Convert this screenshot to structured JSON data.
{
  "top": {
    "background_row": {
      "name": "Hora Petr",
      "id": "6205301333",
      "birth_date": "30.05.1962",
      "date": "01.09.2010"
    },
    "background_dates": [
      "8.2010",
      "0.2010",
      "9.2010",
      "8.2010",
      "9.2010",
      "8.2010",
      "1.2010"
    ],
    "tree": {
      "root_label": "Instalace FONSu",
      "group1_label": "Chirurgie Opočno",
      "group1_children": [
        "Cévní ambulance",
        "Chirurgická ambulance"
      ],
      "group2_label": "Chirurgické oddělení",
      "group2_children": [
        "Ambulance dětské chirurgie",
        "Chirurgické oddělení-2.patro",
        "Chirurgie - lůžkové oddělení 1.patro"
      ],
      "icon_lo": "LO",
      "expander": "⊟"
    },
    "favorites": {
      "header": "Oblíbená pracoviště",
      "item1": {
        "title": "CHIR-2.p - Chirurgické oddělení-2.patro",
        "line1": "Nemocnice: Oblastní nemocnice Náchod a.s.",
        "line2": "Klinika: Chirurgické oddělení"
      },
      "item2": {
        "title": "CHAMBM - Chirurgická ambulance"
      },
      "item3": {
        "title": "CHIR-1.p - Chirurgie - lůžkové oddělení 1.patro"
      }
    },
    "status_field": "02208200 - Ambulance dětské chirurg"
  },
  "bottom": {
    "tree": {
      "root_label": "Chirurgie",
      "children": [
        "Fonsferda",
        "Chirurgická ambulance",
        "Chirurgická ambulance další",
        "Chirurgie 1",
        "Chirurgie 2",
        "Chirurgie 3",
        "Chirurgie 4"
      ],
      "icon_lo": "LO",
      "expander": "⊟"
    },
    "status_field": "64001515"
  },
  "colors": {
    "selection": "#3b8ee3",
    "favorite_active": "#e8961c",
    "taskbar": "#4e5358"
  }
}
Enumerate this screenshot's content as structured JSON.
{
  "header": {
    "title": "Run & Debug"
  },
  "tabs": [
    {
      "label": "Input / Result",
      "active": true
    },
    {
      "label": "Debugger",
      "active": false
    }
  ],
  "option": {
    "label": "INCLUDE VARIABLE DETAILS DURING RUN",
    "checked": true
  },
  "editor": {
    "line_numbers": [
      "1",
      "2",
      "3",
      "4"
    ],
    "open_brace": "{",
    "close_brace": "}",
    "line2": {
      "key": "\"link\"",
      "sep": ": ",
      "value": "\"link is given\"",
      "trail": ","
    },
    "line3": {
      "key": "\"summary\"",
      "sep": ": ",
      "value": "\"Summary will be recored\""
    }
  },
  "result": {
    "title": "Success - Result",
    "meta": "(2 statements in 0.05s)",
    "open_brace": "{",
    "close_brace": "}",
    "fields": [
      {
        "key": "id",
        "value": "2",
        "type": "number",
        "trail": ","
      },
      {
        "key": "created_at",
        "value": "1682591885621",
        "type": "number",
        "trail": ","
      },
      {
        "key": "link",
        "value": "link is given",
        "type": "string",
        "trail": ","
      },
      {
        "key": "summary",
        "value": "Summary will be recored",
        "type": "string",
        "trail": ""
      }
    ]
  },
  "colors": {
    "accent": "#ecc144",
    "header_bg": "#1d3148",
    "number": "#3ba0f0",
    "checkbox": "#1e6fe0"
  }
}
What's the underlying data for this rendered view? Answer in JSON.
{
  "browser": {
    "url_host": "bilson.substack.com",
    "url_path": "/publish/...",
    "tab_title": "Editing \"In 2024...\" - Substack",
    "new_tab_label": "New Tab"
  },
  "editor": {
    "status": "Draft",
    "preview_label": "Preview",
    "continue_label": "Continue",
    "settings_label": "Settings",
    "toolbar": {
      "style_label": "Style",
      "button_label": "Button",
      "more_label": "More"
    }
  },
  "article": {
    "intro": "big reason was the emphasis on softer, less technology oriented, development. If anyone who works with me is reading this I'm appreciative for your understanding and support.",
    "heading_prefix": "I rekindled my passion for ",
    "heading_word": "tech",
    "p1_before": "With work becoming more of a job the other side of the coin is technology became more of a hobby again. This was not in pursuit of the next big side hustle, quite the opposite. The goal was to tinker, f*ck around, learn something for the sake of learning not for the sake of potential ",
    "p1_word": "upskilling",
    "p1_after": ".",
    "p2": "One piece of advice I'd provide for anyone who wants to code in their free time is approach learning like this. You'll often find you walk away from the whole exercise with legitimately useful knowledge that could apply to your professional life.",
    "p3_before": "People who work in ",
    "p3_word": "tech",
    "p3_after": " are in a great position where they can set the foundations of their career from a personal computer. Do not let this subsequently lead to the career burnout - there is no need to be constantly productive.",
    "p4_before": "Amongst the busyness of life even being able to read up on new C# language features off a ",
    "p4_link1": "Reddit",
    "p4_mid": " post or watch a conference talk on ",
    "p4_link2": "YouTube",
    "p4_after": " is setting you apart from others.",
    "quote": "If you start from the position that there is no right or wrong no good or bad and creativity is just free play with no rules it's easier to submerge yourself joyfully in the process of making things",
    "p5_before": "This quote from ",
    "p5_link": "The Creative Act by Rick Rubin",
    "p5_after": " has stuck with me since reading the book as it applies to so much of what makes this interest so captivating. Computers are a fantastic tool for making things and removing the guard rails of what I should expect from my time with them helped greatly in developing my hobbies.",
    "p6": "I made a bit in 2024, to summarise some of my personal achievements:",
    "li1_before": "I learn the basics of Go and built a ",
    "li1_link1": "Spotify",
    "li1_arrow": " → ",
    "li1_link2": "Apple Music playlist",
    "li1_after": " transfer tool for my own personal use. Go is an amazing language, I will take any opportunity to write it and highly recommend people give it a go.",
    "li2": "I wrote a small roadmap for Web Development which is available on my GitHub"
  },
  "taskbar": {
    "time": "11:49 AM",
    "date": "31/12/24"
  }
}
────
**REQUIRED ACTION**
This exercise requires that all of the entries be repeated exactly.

**TASK RESULT**
Convert this screenshot to structured JSON data.
{
  "top": {
    "background_row": {
      "name": "Hora Petr",
      "id": "6205301333",
      "birth_date": "30.05.1962",
      "date": "01.09.2010"
    },
    "background_dates": [
      "8.2010",
      "0.2010",
      "9.2010",
      "8.2010",
      "9.2010",
      "8.2010",
      "1.2010"
    ],
    "tree": {
      "root_label": "Instalace FONSu",
      "group1_label": "Chirurgie Opočno",
      "group1_children": [
        "Cévní ambulance",
        "Chirurgická ambulance"
      ],
      "group2_label": "Chirurgické oddělení",
      "group2_children": [
        "Ambulance dětské chirurgie",
        "Chirurgické oddělení-2.patro",
        "Chirurgie - lůžkové oddělení 1.patro"
      ],
      "icon_lo": "LO",
      "expander": "⊟"
    },
    "favorites": {
      "header": "Oblíbená pracoviště",
      "item1": {
        "title": "CHIR-2.p - Chirurgické oddělení-2.patro",
        "line1": "Nemocnice: Oblastní nemocnice Náchod a.s.",
        "line2": "Klinika: Chirurgické oddělení"
      },
      "item2": {
        "title": "CHAMBM - Chirurgická ambulance"
      },
      "item3": {
        "title": "CHIR-1.p - Chirurgie - lůžkové oddělení 1.patro"
      }
    },
    "status_field": "02208200 - Ambulance dětské chirurg"
  },
  "bottom": {
    "tree": {
      "root_label": "Chirurgie",
      "children": [
        "Fonsferda",
        "Chirurgická ambulance",
        "Chirurgická ambulance další",
        "Chirurgie 1",
        "Chirurgie 2",
        "Chirurgie 3",
        "Chirurgie 4"
      ],
      "icon_lo": "LO",
      "expander": "⊟"
    },
    "status_field": "64001515"
  },
  "colors": {
    "selection": "#3b8ee3",
    "favorite_active": "#e8961c",
    "taskbar": "#4e5358"
  }
}
Enumerate this screenshot's content as structured JSON.
{
  "header": {
    "title": "Run & Debug"
  },
  "tabs": [
    {
      "label": "Input / Result",
      "active": true
    },
    {
      "label": "Debugger",
      "active": false
    }
  ],
  "option": {
    "label": "INCLUDE VARIABLE DETAILS DURING RUN",
    "checked": true
  },
  "editor": {
    "line_numbers": [
      "1",
      "2",
      "3",
      "4"
    ],
    "open_brace": "{",
    "close_brace": "}",
    "line2": {
      "key": "\"link\"",
      "sep": ": ",
      "value": "\"link is given\"",
      "trail": ","
    },
    "line3": {
      "key": "\"summary\"",
      "sep": ": ",
      "value": "\"Summary will be recored\""
    }
  },
  "result": {
    "title": "Success - Result",
    "meta": "(2 statements in 0.05s)",
    "open_brace": "{",
    "close_brace": "}",
    "fields": [
      {
        "key": "id",
        "value": "2",
        "type": "number",
        "trail": ","
      },
      {
        "key": "created_at",
        "value": "1682591885621",
        "type": "number",
        "trail": ","
      },
      {
        "key": "link",
        "value": "link is given",
        "type": "string",
        "trail": ","
      },
      {
        "key": "summary",
        "value": "Summary will be recored",
        "type": "string",
        "trail": ""
      }
    ]
  },
  "colors": {
    "accent": "#ecc144",
    "header_bg": "#1d3148",
    "number": "#3ba0f0",
    "checkbox": "#1e6fe0"
  }
}
What's the underlying data for this rendered view? Answer in JSON.
{
  "browser": {
    "url_host": "bilson.substack.com",
    "url_path": "/publish/...",
    "tab_title": "Editing \"In 2024...\" - Substack",
    "new_tab_label": "New Tab"
  },
  "editor": {
    "status": "Draft",
    "preview_label": "Preview",
    "continue_label": "Continue",
    "settings_label": "Settings",
    "toolbar": {
      "style_label": "Style",
      "button_label": "Button",
      "more_label": "More"
    }
  },
  "article": {
    "intro": "big reason was the emphasis on softer, less technology oriented, development. If anyone who works with me is reading this I'm appreciative for your understanding and support.",
    "heading_prefix": "I rekindled my passion for ",
    "heading_word": "tech",
    "p1_before": "With work becoming more of a job the other side of the coin is technology became more of a hobby again. This was not in pursuit of the next big side hustle, quite the opposite. The goal was to tinker, f*ck around, learn something for the sake of learning not for the sake of potential ",
    "p1_word": "upskilling",
    "p1_after": ".",
    "p2": "One piece of advice I'd provide for anyone who wants to code in their free time is approach learning like this. You'll often find you walk away from the whole exercise with legitimately useful knowledge that could apply to your professional life.",
    "p3_before": "People who work in ",
    "p3_word": "tech",
    "p3_after": " are in a great position where they can set the foundations of their career from a personal computer. Do not let this subsequently lead to the career burnout - there is no need to be constantly productive.",
    "p4_before": "Amongst the busyness of life even being able to read up on new C# language features off a ",
    "p4_link1": "Reddit",
    "p4_mid": " post or watch a conference talk on ",
    "p4_link2": "YouTube",
    "p4_after": " is setting you apart from others.",
    "quote": "If you start from the position that there is no right or wrong no good or bad and creativity is just free play with no rules it's easier to submerge yourself joyfully in the process of making things",
    "p5_before": "This quote from ",
    "p5_link": "The Creative Act by Rick Rubin",
    "p5_after": " has stuck with me since reading the book as it applies to so much of what makes this interest so captivating. Computers are a fantastic tool for making things and removing the guard rails of what I should expect from my time with them helped greatly in developing my hobbies.",
    "p6": "I made a bit in 2024, to summarise some of my personal achievements:",
    "li1_before": "I learn the basics of Go and built a ",
    "li1_link1": "Spotify",
    "li1_arrow": " → ",
    "li1_link2": "Apple Music playlist",
    "li1_after": " transfer tool for my own personal use. Go is an amazing language, I will take any opportunity to write it and highly recommend people give it a go.",
    "li2": "I wrote a small roadmap for Web Development which is available on my GitHub"
  },
  "taskbar": {
    "time": "11:49 AM",
    "date": "31/12/24"
  }
}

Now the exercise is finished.